How can women reach economic and professional parity? Meghan, the Duchess of Sussex, and @MellodyHobson share top-down solutions with @andrewrsorkin at the #DealBook Online Summit. https://t.co/VfoMWaLsYg
— DealBook (@dealbook) November 9, 2021
“I think this is one of those issues that is not red or blue. We can all agree that people need support certainly when they’ve just had a child,” Meghan told host Andrew Ross Sorkin, Editor at Large, Columnist and Founder of DealBook The New York Times during the summit.
She added, “Paid leave, from my standpoint, is just a humanitarian issue.”
Meghan also talked about how her own experience as a mother to her son Archie, 2, and five-month-old daughter Lili, who she shares with her husband Prince Harry, 37, has affected her feelings on paid family leave. “To come back [to the U.S.] and now be a mother of two and to see that the U.S. is one of only six countries in the entire world that doesn’t offer any form of national paid leave just didn’t make sense,” she said.
Meghan’s comments at the summit come after she made headlines for writing an open letter to the U.S. Congress about the importance of paid family leave and request that they offer it to every working individual that welcomes a child. She also opened up about how she and Harry felt “overwhelmed” after adding a second child to their brood in June. “In June, my husband and I welcomed our second child,” she wrote in the letter, which was published on Oct. 20. “Like any parents, we were overjoyed. Like many parents, we were overwhelmed.”

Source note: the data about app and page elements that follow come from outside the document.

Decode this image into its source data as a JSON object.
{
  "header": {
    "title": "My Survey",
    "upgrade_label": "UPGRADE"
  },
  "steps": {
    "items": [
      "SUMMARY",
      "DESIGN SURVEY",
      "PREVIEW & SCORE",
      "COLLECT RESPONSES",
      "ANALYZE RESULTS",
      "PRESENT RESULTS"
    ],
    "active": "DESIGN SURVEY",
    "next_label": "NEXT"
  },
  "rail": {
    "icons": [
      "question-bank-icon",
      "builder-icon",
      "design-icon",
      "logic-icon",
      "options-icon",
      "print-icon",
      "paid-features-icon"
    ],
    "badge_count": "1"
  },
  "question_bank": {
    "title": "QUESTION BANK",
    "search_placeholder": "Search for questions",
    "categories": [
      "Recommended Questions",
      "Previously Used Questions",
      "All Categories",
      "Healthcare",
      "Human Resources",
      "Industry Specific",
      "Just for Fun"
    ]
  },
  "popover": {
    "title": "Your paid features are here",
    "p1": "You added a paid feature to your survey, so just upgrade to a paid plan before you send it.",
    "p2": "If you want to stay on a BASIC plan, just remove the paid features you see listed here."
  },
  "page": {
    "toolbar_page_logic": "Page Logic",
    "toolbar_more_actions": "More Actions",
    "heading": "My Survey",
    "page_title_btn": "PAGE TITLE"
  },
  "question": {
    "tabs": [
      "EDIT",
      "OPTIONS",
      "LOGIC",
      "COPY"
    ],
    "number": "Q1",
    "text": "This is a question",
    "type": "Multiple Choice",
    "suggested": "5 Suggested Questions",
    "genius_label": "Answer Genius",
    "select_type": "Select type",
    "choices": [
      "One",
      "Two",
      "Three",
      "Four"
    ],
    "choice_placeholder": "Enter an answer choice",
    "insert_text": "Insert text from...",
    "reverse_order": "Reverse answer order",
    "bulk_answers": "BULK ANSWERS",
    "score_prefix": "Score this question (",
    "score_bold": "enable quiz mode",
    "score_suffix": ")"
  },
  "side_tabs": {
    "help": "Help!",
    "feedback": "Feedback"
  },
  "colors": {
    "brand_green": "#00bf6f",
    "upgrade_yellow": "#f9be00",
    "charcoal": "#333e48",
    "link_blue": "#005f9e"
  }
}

“No family should have to choose between earning a living and having the freedom to take care of their child (or a loved one, or themselves, as we would see with a comprehensive paid leave plan),” she continued in the letter. “In taking care of your child, you take care of your community, and you take care of your country — because when paid leave is a right, we’re creating a foundation that helps address mental health outcomes, health care costs and economic strength at the starting line.”